A domino is a small rectangular piece of game material. It is usually twice as long as it is wide, with a line in the middle that divides it visually into two squares of contrasting color (usually black and ivory). The number of spots, or pips, on each end of a domino varies, but always reflects the rank or “weight” of the piece, which means its value for use in games. Each domino is also usually made to be exactly half as thick as it is wide, so that it can stand upright without falling over. A domino can have blank sides or may be marked with numbers, letters, symbols, or other designs. The name domino itself derives from an earlier sense of the word, which meant a long hooded cloak worn with a mask during carnival season or at a masquerade.
Dominoes are typically used to play blocking and scoring games, where each player turns over a domino in turn and places it so that its exposed ends (i.e., its pips) touch adjacent pieces with numbers on them. This builds up a chain of numbers, and when all the dominos are laid and touched, the winner is the player whose exposed ends total the highest value. Normally, when a player cannot place his or her last domino, the other players chip in to complete the chain.
The term domino has come to mean any action that cascades in the same way, and can be applied more generally to any sequence of events. For example, you can imagine that a main character in a story might be described as “domino-ing” the plot, meaning that the scenes build smoothly from one to the next.
A Domino’s Pizza advertisement in 2007 featured a man who created an elaborate track that he used to demonstrate the domino effect. He would tip the first domino ever-so-slightly and, almost instantly, a whole chain of them fell in a cascade of rhythmic motion. The effect was impressive and effective, and it showed how Domino’s could spice up its image to attract younger customers.
Domino’s pizza is now available in Italy, and the company has partnered with crowd-sourced auto designers to create a customized, cool-looking car that will carry its pizza deliveries.

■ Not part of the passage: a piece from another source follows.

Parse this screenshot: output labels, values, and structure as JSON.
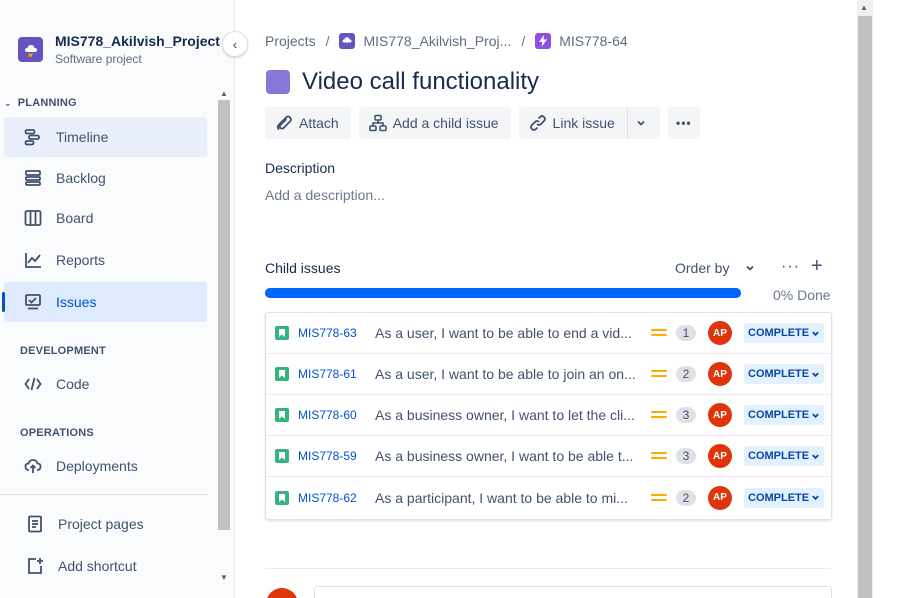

If you want to see a visual demonstration of the domino effect, visit this YouTube video of Domino Designer. This allows you to plan out a track, and the system will show how all the pieces fit together and will calculate how many dominos are needed for your design. The possibilities are endless, from straight lines to curved tracks, grids that form pictures when they fall, stacked walls, and even 3D structures like towers and pyramids. You can even draw arrows on the track to indicate the direction you want all the dominoes to fall. It’s a fun way to pass the time and make an artful creation!